Another convincing factor were testimonies by authoritative alchemists. A famous case was Nicolas Flamel (c. 1330–1418), who was a wealthy scribe and philanthropist from Paris. Although he might not even have been an alchemist, a legendary account of his life began to pop up in the 17th century, in which it was claimed that he had deciphered an alchemical text, which allowed him both to create the stone and also an elixir of immortality (with some writers claiming he was still alive). Newton also fell for this story. Hilariously, the success stories of legendary alchemists creating the stone generally ended with the stone getting lost or used up. Others were scam artists who gave “demonstrations” of the stone by secretly putting gold in their crucibles or by producing imitation gold.
Finally, some part of the alchemical theory was genuinely convincing. Since metals can be found in the ground, it seemed sensible to assume they could also be created in the lab. Also, the alchemists witnessed truly remarkable chemical transformations on a daily basis in their labs, not to mention the mystery of seeing a seed turn into a tree or an embryo into a human being. Transmutation seemed to exist all around them.
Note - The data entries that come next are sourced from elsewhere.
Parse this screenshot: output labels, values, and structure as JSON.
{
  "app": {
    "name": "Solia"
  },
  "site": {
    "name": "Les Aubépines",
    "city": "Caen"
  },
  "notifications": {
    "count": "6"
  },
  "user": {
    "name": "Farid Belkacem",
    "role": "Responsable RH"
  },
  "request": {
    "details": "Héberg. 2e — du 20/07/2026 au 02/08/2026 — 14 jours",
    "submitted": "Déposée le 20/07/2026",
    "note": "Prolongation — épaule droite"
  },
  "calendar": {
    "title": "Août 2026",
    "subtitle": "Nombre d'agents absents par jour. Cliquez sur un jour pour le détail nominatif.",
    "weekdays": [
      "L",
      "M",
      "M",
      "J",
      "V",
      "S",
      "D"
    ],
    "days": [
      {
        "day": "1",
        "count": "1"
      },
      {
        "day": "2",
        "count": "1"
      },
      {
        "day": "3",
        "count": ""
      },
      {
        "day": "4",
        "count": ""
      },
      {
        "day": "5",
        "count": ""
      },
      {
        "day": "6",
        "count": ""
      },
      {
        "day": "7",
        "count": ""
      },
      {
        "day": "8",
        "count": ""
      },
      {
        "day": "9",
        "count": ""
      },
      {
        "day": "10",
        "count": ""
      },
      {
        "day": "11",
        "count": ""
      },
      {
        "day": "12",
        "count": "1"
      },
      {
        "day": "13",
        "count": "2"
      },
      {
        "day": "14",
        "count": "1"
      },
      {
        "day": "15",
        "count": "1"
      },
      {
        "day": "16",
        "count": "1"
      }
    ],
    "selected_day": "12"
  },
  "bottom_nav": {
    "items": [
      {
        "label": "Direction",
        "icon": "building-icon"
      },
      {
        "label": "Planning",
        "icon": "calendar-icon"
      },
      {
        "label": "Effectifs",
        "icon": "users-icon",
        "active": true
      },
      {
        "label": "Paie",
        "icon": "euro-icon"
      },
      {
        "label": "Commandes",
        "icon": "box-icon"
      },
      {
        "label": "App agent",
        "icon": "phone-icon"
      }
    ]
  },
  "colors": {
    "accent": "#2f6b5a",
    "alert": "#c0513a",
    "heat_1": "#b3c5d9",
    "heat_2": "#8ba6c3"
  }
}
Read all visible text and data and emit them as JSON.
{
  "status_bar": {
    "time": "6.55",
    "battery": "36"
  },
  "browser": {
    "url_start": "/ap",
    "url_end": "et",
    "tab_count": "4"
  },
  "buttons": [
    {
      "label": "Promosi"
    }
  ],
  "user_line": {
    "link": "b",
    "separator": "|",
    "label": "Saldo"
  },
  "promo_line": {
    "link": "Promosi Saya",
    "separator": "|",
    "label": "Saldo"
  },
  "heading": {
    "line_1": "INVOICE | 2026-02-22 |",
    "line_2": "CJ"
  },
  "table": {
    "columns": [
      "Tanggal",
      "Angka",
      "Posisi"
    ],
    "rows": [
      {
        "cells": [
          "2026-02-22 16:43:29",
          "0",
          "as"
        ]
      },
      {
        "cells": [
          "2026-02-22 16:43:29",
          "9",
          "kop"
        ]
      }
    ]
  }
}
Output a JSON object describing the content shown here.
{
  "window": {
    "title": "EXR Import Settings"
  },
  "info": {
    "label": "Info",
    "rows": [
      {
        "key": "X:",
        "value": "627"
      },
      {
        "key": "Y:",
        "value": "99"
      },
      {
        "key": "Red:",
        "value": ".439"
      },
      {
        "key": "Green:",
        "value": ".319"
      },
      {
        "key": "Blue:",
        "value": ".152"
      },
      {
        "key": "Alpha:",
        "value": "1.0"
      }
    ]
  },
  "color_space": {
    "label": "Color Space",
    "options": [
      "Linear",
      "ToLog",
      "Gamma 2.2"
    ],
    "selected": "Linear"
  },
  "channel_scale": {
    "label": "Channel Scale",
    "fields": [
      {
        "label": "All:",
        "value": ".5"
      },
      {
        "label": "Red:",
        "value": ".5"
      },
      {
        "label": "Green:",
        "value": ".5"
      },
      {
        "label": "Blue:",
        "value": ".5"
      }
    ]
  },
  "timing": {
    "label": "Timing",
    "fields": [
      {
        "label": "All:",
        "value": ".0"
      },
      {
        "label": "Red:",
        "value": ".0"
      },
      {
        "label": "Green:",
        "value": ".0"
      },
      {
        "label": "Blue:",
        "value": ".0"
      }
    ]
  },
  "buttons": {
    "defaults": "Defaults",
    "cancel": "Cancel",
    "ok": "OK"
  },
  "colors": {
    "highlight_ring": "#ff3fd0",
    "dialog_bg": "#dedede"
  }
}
Why would it not be possible to create gold?
Fig. 35 – The Mercurial dragon converting
prime matter (depicted below) into gold (the sun) and silver (the moon) from
the Theatrum Chemicum Britannicum by Elias Ashmole (1652)